A number of major webmail services have suffered one of the largest security breaches in recent years. The account details of Gmail, Yahoo Mail, Hotmail, and are just four of the services affected.

Security firm Hold Security says that it has been contacted by a hacker in possession of 272 million unique pairs of email addresses and unencrypted passwords. This is far from an insignificant number, and the situation is made all the worse as the data is being freely shared for just about anyone to access.

Hold Security says that it was initially contacted by the hacker who was seeking a nominal fee for access to gigabytes of data. Unwilling to contribute to the hacker financially, the security firm negotiated and obtained the data for free. This initially appeared disappointing as it comprised data collected from previous security breaches. But with a little probing, things became more interesting:

"When we peel back the layers and dig deeper, we find that the hacker is holding something back from us. Within several days of communication and after a couple more strategically timed votes on his social media pages, he shared more useful information.

There is obviously potential for this data to be misused.

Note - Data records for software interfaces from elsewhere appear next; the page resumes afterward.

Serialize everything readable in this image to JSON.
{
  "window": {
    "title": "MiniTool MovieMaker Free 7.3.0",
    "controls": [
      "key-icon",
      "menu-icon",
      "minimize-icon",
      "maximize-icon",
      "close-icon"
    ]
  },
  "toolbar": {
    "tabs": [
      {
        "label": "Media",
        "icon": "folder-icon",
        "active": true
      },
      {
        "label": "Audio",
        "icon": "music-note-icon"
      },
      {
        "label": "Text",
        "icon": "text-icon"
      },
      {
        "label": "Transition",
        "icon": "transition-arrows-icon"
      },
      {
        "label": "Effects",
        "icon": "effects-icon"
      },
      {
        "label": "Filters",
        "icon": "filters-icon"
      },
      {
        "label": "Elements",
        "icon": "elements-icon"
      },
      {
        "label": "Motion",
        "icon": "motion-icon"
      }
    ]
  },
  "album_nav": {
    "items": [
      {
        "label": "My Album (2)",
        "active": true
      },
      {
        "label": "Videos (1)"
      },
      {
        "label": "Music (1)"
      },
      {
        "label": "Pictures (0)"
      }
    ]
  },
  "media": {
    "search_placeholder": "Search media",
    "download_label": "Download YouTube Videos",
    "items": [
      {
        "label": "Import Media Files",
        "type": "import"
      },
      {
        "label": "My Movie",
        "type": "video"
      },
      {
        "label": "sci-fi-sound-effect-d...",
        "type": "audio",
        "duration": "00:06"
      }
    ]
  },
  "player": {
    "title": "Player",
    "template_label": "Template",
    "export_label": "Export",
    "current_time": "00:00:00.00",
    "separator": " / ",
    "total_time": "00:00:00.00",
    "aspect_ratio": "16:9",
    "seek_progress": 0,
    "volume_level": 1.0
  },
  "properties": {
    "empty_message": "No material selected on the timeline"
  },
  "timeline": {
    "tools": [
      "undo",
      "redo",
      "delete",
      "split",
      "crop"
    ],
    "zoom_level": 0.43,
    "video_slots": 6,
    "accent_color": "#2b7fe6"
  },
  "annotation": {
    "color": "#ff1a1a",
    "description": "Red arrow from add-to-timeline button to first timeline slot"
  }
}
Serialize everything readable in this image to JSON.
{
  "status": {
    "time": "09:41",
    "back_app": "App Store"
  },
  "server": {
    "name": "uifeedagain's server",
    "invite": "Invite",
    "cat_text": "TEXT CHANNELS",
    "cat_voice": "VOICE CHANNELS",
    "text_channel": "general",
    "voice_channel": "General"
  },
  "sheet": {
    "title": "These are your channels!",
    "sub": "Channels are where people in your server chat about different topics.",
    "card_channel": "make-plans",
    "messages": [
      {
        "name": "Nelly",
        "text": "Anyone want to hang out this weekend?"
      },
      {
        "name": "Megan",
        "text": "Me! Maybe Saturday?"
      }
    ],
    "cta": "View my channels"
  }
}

Talking to the BBC, Alex Holden from Hold Security said: "There are hacker sites that advertise 'brute forcing' popular services and store fronts by taking a large amount of credentials and running them one-by-one against the site. What makes this discovery more significant is the hacker's willingness to share these credentials virtually for free, increasing the number of… malicious people who might have this information."

But while the numbers seem high - 57 million accounts, 40 million Yahoo accounts, 33 million Hotmail accounts and 24 million Gmail accounts -- says that not all of the data is valid. Microsoft, Google and Yahoo are all currently investigating the data and talking with Hold Security.

Paul Farrington, senior solution architect at Veracode commented: “With increasing threats to both individuals and organisations, it has never been more critical to take a secure and direct approach to protecting passwords, through two-factor authentication security, and frequent scans of web applications.

"With cyber-attackers typically targeting the theft of money, intellectual property and / or our personal identities, this breach only serves as a further reminder of the upmost importance for businesses to ensure that sensitive data is safeguarded against cyber-criminals.”

Photo credit: Brian A Jackson / Shutterstock